*Exercise brief*
Every entry needs to be printed exactly, please.

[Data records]
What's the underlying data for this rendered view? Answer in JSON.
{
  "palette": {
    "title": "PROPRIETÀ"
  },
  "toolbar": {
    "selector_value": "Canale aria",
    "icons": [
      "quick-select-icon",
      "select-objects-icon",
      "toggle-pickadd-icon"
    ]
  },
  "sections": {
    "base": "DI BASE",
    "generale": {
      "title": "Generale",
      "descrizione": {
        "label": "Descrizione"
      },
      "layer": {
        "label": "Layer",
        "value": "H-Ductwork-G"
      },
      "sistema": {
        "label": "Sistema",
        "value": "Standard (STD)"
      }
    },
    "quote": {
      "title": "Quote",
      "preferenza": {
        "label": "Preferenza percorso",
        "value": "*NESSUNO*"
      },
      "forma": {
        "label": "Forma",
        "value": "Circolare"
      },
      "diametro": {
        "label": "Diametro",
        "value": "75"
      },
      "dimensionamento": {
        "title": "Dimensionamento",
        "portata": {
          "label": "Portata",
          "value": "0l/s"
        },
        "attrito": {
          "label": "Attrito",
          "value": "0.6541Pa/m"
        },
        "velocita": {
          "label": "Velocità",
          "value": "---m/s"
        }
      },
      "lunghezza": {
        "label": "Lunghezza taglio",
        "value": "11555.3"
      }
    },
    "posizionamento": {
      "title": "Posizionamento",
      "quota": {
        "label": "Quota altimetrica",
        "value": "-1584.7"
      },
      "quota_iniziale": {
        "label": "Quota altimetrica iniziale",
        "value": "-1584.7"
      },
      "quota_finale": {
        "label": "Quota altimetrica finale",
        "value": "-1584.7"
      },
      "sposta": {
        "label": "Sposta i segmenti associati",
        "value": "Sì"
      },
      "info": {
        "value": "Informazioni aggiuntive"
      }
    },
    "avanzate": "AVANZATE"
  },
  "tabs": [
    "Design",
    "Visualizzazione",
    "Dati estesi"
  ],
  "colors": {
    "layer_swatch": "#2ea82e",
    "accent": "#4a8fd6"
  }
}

*Response*
What's the underlying data for this rendered view? Answer in JSON.
{
  "palette": {
    "title": "PROPRIETÀ"
  },
  "toolbar": {
    "selector_value": "Canale aria",
    "icons": [
      "quick-select-icon",
      "select-objects-icon",
      "toggle-pickadd-icon"
    ]
  },
  "sections": {
    "base": "DI BASE",
    "generale": {
      "title": "Generale",
      "descrizione": {
        "label": "Descrizione"
      },
      "layer": {
        "label": "Layer",
        "value": "H-Ductwork-G"
      },
      "sistema": {
        "label": "Sistema",
        "value": "Standard (STD)"
      }
    },
    "quote": {
      "title": "Quote",
      "preferenza": {
        "label": "Preferenza percorso",
        "value": "*NESSUNO*"
      },
      "forma": {
        "label": "Forma",
        "value": "Circolare"
      },
      "diametro": {
        "label": "Diametro",
        "value": "75"
      },
      "dimensionamento": {
        "title": "Dimensionamento",
        "portata": {
          "label": "Portata",
          "value": "0l/s"
        },
        "attrito": {
          "label": "Attrito",
          "value": "0.6541Pa/m"
        },
        "velocita": {
          "label": "Velocità",
          "value": "---m/s"
        }
      },
      "lunghezza": {
        "label": "Lunghezza taglio",
        "value": "11555.3"
      }
    },
    "posizionamento": {
      "title": "Posizionamento",
      "quota": {
        "label": "Quota altimetrica",
        "value": "-1584.7"
      },
      "quota_iniziale": {
        "label": "Quota altimetrica iniziale",
        "value": "-1584.7"
      },
      "quota_finale": {
        "label": "Quota altimetrica finale",
        "value": "-1584.7"
      },
      "sposta": {
        "label": "Sposta i segmenti associati",
        "value": "Sì"
      },
      "info": {
        "value": "Informazioni aggiuntive"
      }
    },
    "avanzate": "AVANZATE"
  },
  "tabs": [
    "Design",
    "Visualizzazione",
    "Dati estesi"
  ],
  "colors": {
    "layer_swatch": "#2ea82e",
    "accent": "#4a8fd6"
  }
}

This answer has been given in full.